Collins first spoke out in a very public way after his 34-year-old son, Roy, was shot dead by the McCarthy-Dundon gang in 2009 at the casino he ran next to the Steering Wheel pub. Roy died in Steve’s arms as the gunman fled.
Roy Collins was murdered four years after members of his family gave evidence that led to the conviction of Wayne Dundon for threatening to kill Steve’s adopted son, Ryan Lee.  
Ryan Lee was shot twice by a masked gunman after he refused entry to Brannigan’s pub to Wayne Dundon’s underage sister.
The family had been under 24-hour armed garda protection ever since.
Wayne Dundon was convicted of making threats to kill Ryan Lee and sentenced to serve 10 years in Wheatfield Prison but the sentence was reduced to seven years by the Court of Criminal Appeal. He was released in March 2010.
James Dillon, of no fixed abode, was jailed for life for the murder of Roy Collins.
Always defiant and determined not to be silenced by the criminals Steve Collins ran a campaign where thousands took to the streets of Limerick seeking that his son’s killers be brought to justice. He also identified Wayne Dundon as being the man he believed to be behind ordering the shooting from his Wheatfield prison cell.
In 2009, a note was found in Dundon’s cell ordering hitmen to assassinate rival criminal gangland figure Johnny McNamara and Steve Collins for €75,000.
Senior officials have said that Collins’ decision had taken up some time and resources and was not something that happened overnight.
The family, and Steve at its head, said that they felt that this was their “only option” to live in a safe environment.
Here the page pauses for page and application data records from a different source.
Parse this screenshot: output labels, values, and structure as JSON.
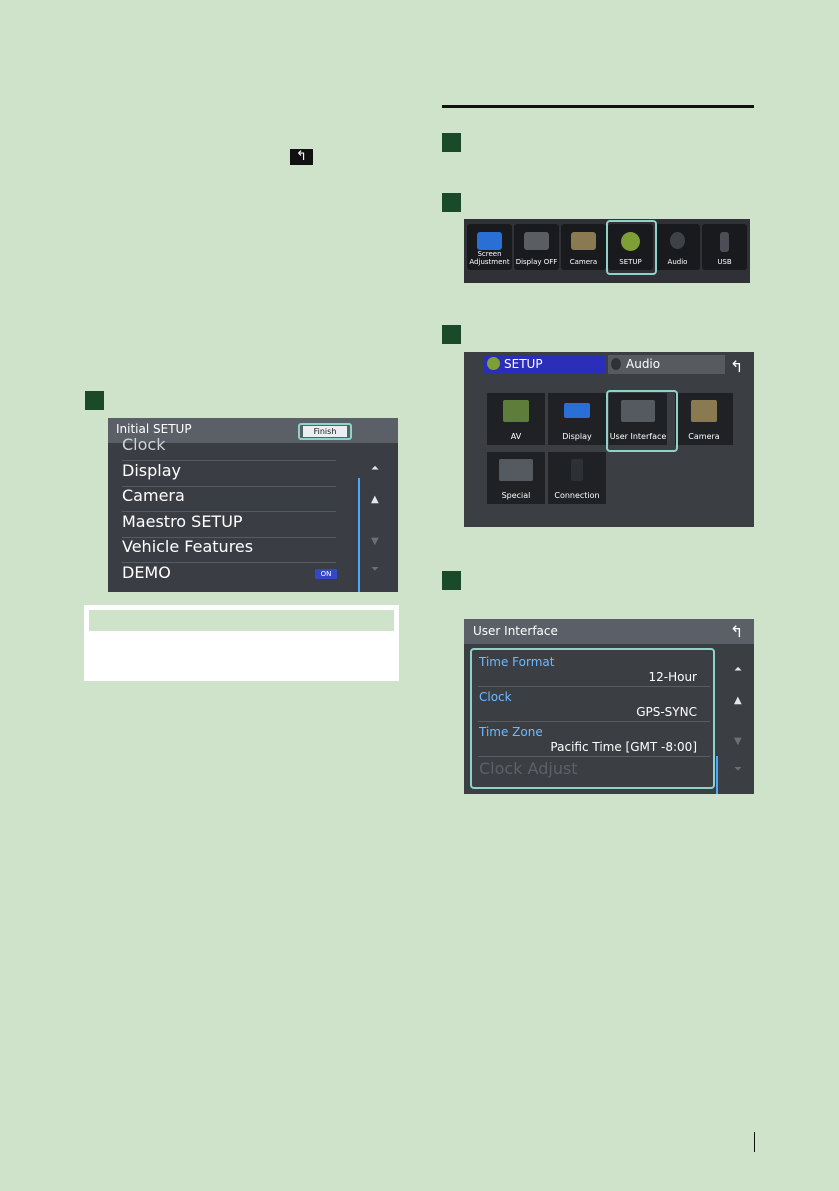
{
  "back_glyph": "↰",
  "initial_setup": {
    "title": "Initial SETUP",
    "finish_button": "Finish",
    "items": [
      "Clock",
      "Display",
      "Camera",
      "Maestro SETUP",
      "Vehicle Features",
      "DEMO"
    ],
    "demo_badge": "ON"
  },
  "home_bar": {
    "tiles": [
      "Screen Adjustment",
      "Display OFF",
      "Camera",
      "SETUP",
      "Audio",
      "USB"
    ],
    "selected": "SETUP"
  },
  "setup_menu": {
    "tab_setup": "SETUP",
    "tab_audio": "Audio",
    "tiles": [
      "AV",
      "Display",
      "User Interface",
      "Camera",
      "Special",
      "Connection"
    ],
    "selected": "User Interface"
  },
  "user_interface": {
    "title": "User Interface",
    "items": [
      {
        "label": "Time Format",
        "value": "12-Hour"
      },
      {
        "label": "Clock",
        "value": "GPS-SYNC"
      },
      {
        "label": "Time Zone",
        "value": "Pacific Time [GMT -8:00]"
      }
    ],
    "faded_item": "Clock Adjust"
  },
  "colors": {
    "page_bg": "#cfe3cb",
    "step_box": "#1b4a2a",
    "highlight": "#8fd3c8",
    "ui_label": "#6fb9ff"
  }
}
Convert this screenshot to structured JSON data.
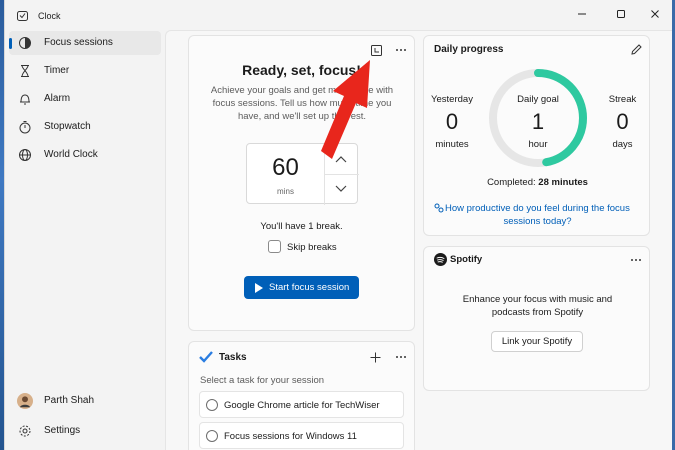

It is understood that jobs have been arranged abroad for the family, who will keep their identities and the purchases made by the State of both the Steering Wheel pub and Brannigans, that was destroyed in an arson attack in 2005, will assist the family set up that new “normal life”.
Extended members of the Collins family who remain in Limerick will continue to receive garda protection.
Mr Collins, who had vowed to never leave Limerick so he could be close to his son’s grave, flew out of Shannon Airport last Sunday afternoon with his wife Carmel and their grown-up children Steve Jnr and Leeann.